SOURCE RECORDS
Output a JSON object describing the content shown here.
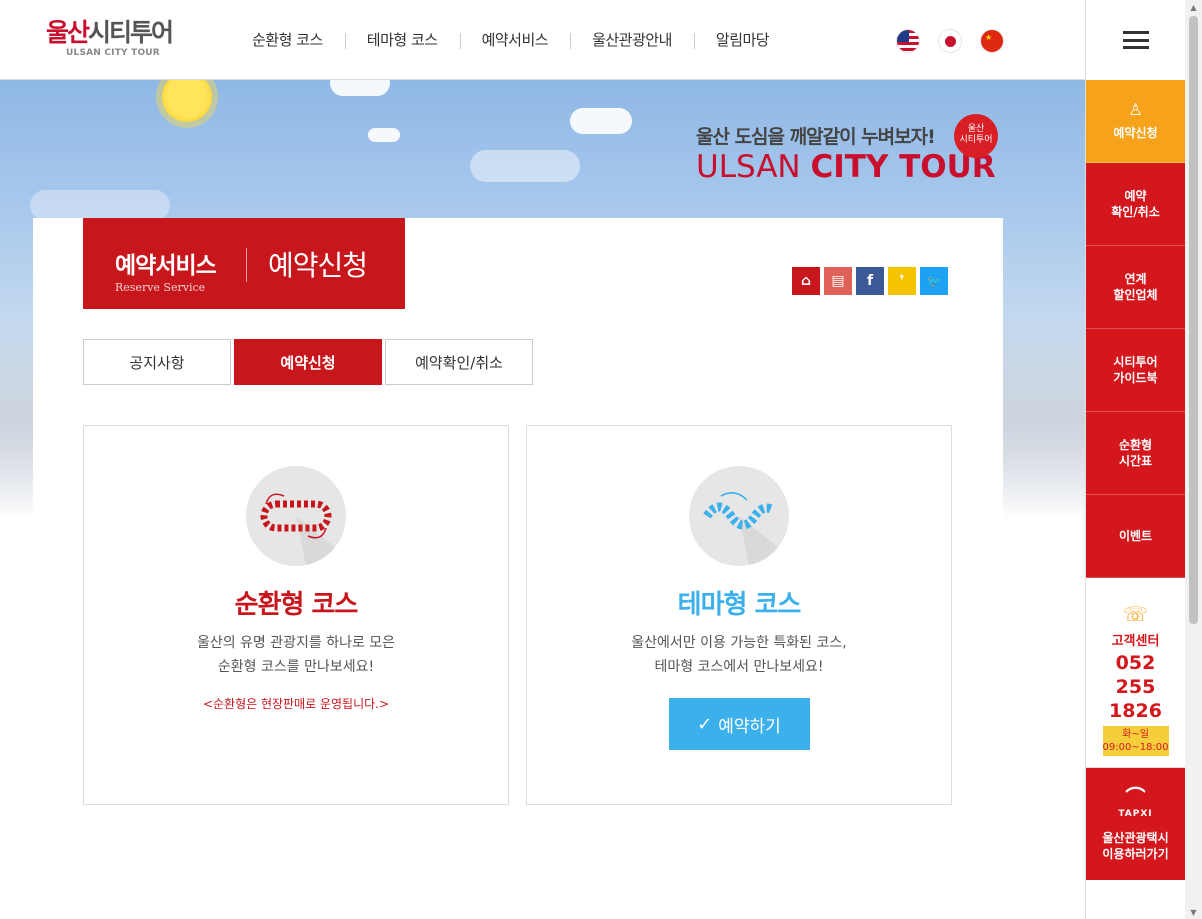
{
  "header": {
    "logo_main_red": "울산",
    "logo_main_rest": "시티투어",
    "logo_sub": "ULSAN CITY TOUR",
    "nav": [
      "순환형 코스",
      "테마형 코스",
      "예약서비스",
      "울산관광안내",
      "알림마당"
    ],
    "languages": [
      "us-flag-icon",
      "jp-flag-icon",
      "cn-flag-icon"
    ]
  },
  "banner": {
    "slogan_ko": "울산 도심을 깨알같이 누벼보자!",
    "slogan_en_light": "ULSAN ",
    "slogan_en_bold": "CITY TOUR",
    "badge_line1": "울산",
    "badge_line2": "시티투어"
  },
  "page_title": {
    "section": "예약서비스",
    "section_en": "Reserve Service",
    "current": "예약신청"
  },
  "sns": {
    "items": [
      "home-icon",
      "print-icon",
      "facebook-icon",
      "kakaostory-icon",
      "twitter-icon"
    ],
    "glyphs": [
      "⌂",
      "▤",
      "f",
      "❜",
      "🐦"
    ]
  },
  "tabs": [
    {
      "label": "공지사항",
      "active": false
    },
    {
      "label": "예약신청",
      "active": true
    },
    {
      "label": "예약확인/취소",
      "active": false
    }
  ],
  "courses": {
    "loop": {
      "name": "순환형 코스",
      "desc1": "울산의 유명 관광지를 하나로 모은",
      "desc2": "순환형 코스를 만나보세요!",
      "note": "<순환형은 현장판매로 운영됩니다.>",
      "color": "#c8161d"
    },
    "theme": {
      "name": "테마형 코스",
      "desc1": "울산에서만 이용 가능한 특화된 코스,",
      "desc2": "테마형 코스에서 만나보세요!",
      "button": "예약하기",
      "color": "#3bb0ea"
    }
  },
  "quick_menu": {
    "apply": "예약신청",
    "items": [
      [
        "예약",
        "확인/취소"
      ],
      [
        "연계",
        "할인업체"
      ],
      [
        "시티투어",
        "가이드북"
      ],
      [
        "순환형",
        "시간표"
      ],
      [
        "이벤트",
        ""
      ]
    ],
    "center": {
      "label": "고객센터",
      "phone": [
        "052",
        "255",
        "1826"
      ],
      "days": "화~일",
      "hours": "09:00~18:00"
    },
    "taxi": {
      "brand": "TAPXI",
      "line1": "울산관광택시",
      "line2": "이용하러가기"
    }
  },
  "colors": {
    "brand_red": "#c8161d",
    "quick_red": "#d4161d",
    "apply_orange": "#f7a21b",
    "theme_blue": "#3bb0ea"
  }
}
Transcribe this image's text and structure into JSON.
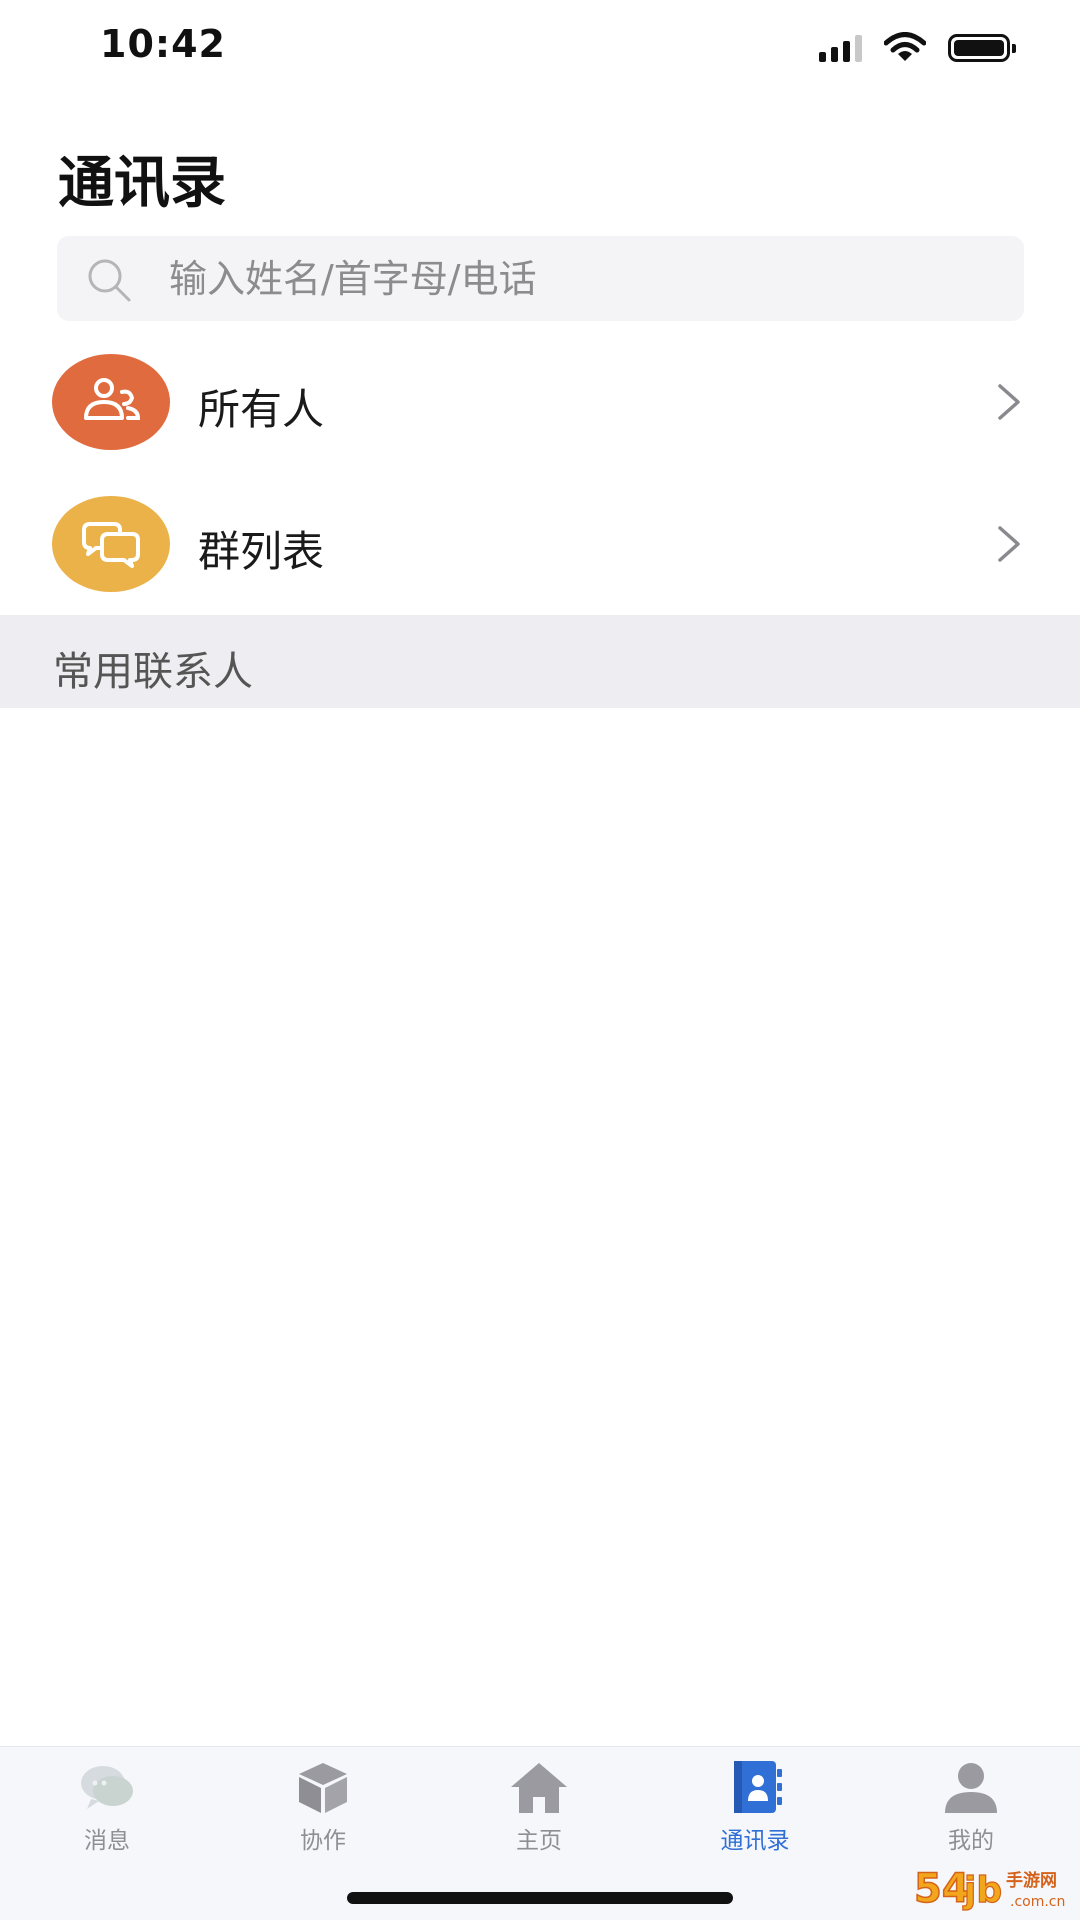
{
  "status_bar": {
    "time": "10:42",
    "icons": [
      "signal-icon",
      "wifi-icon",
      "battery-icon"
    ]
  },
  "header": {
    "title": "通讯录"
  },
  "search": {
    "placeholder": "输入姓名/首字母/电话",
    "value": ""
  },
  "menu": {
    "items": [
      {
        "label": "所有人",
        "icon": "people-icon",
        "color": "#e06b3f"
      },
      {
        "label": "群列表",
        "icon": "chat-bubbles-icon",
        "color": "#ebb24a"
      }
    ]
  },
  "section": {
    "label": "常用联系人"
  },
  "tab_bar": {
    "active": "通讯录",
    "active_color": "#2f6fd6",
    "inactive_color": "#8e8e93",
    "items": [
      {
        "label": "消息",
        "icon": "message-icon"
      },
      {
        "label": "协作",
        "icon": "cube-icon"
      },
      {
        "label": "主页",
        "icon": "home-icon"
      },
      {
        "label": "通讯录",
        "icon": "contacts-book-icon"
      },
      {
        "label": "我的",
        "icon": "person-icon"
      }
    ]
  },
  "watermark": {
    "text": "54.jb手游网 .com.cn"
  }
}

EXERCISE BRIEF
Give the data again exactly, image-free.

OUTPUT
Output a JSON object describing the content shown here.
{
  "header": {
    "logo_main_red": "울산",
    "logo_main_rest": "시티투어",
    "logo_sub": "ULSAN CITY TOUR",
    "nav": [
      "순환형 코스",
      "테마형 코스",
      "예약서비스",
      "울산관광안내",
      "알림마당"
    ],
    "languages": [
      "us-flag-icon",
      "jp-flag-icon",
      "cn-flag-icon"
    ]
  },
  "banner": {
    "slogan_ko": "울산 도심을 깨알같이 누벼보자!",
    "slogan_en_light": "ULSAN ",
    "slogan_en_bold": "CITY TOUR",
    "badge_line1": "울산",
    "badge_line2": "시티투어"
  },
  "page_title": {
    "section": "예약서비스",
    "section_en": "Reserve Service",
    "current": "예약신청"
  },
  "sns": {
    "items": [
      "home-icon",
      "print-icon",
      "facebook-icon",
      "kakaostory-icon",
      "twitter-icon"
    ],
    "glyphs": [
      "⌂",
      "▤",
      "f",
      "❜",
      "🐦"
    ]
  },
  "tabs": [
    {
      "label": "공지사항",
      "active": false
    },
    {
      "label": "예약신청",
      "active": true
    },
    {
      "label": "예약확인/취소",
      "active": false
    }
  ],
  "courses": {
    "loop": {
      "name": "순환형 코스",
      "desc1": "울산의 유명 관광지를 하나로 모은",
      "desc2": "순환형 코스를 만나보세요!",
      "note": "<순환형은 현장판매로 운영됩니다.>",
      "color": "#c8161d"
    },
    "theme": {
      "name": "테마형 코스",
      "desc1": "울산에서만 이용 가능한 특화된 코스,",
      "desc2": "테마형 코스에서 만나보세요!",
      "button": "예약하기",
      "color": "#3bb0ea"
    }
  },
  "quick_menu": {
    "apply": "예약신청",
    "items": [
      [
        "예약",
        "확인/취소"
      ],
      [
        "연계",
        "할인업체"
      ],
      [
        "시티투어",
        "가이드북"
      ],
      [
        "순환형",
        "시간표"
      ],
      [
        "이벤트",
        ""
      ]
    ],
    "center": {
      "label": "고객센터",
      "phone": [
        "052",
        "255",
        "1826"
      ],
      "days": "화~일",
      "hours": "09:00~18:00"
    },
    "taxi": {
      "brand": "TAPXI",
      "line1": "울산관광택시",
      "line2": "이용하러가기"
    }
  },
  "colors": {
    "brand_red": "#c8161d",
    "quick_red": "#d4161d",
    "apply_orange": "#f7a21b",
    "theme_blue": "#3bb0ea"
  }
}
Transcribe this image's text and structure into JSON.
{
  "status_bar": {
    "time": "10:42",
    "icons": [
      "signal-icon",
      "wifi-icon",
      "battery-icon"
    ]
  },
  "header": {
    "title": "通讯录"
  },
  "search": {
    "placeholder": "输入姓名/首字母/电话",
    "value": ""
  },
  "menu": {
    "items": [
      {
        "label": "所有人",
        "icon": "people-icon",
        "color": "#e06b3f"
      },
      {
        "label": "群列表",
        "icon": "chat-bubbles-icon",
        "color": "#ebb24a"
      }
    ]
  },
  "section": {
    "label": "常用联系人"
  },
  "tab_bar": {
    "active": "通讯录",
    "active_color": "#2f6fd6",
    "inactive_color": "#8e8e93",
    "items": [
      {
        "label": "消息",
        "icon": "message-icon"
      },
      {
        "label": "协作",
        "icon": "cube-icon"
      },
      {
        "label": "主页",
        "icon": "home-icon"
      },
      {
        "label": "通讯录",
        "icon": "contacts-book-icon"
      },
      {
        "label": "我的",
        "icon": "person-icon"
      }
    ]
  },
  "watermark": {
    "text": "54.jb手游网 .com.cn"
  }
}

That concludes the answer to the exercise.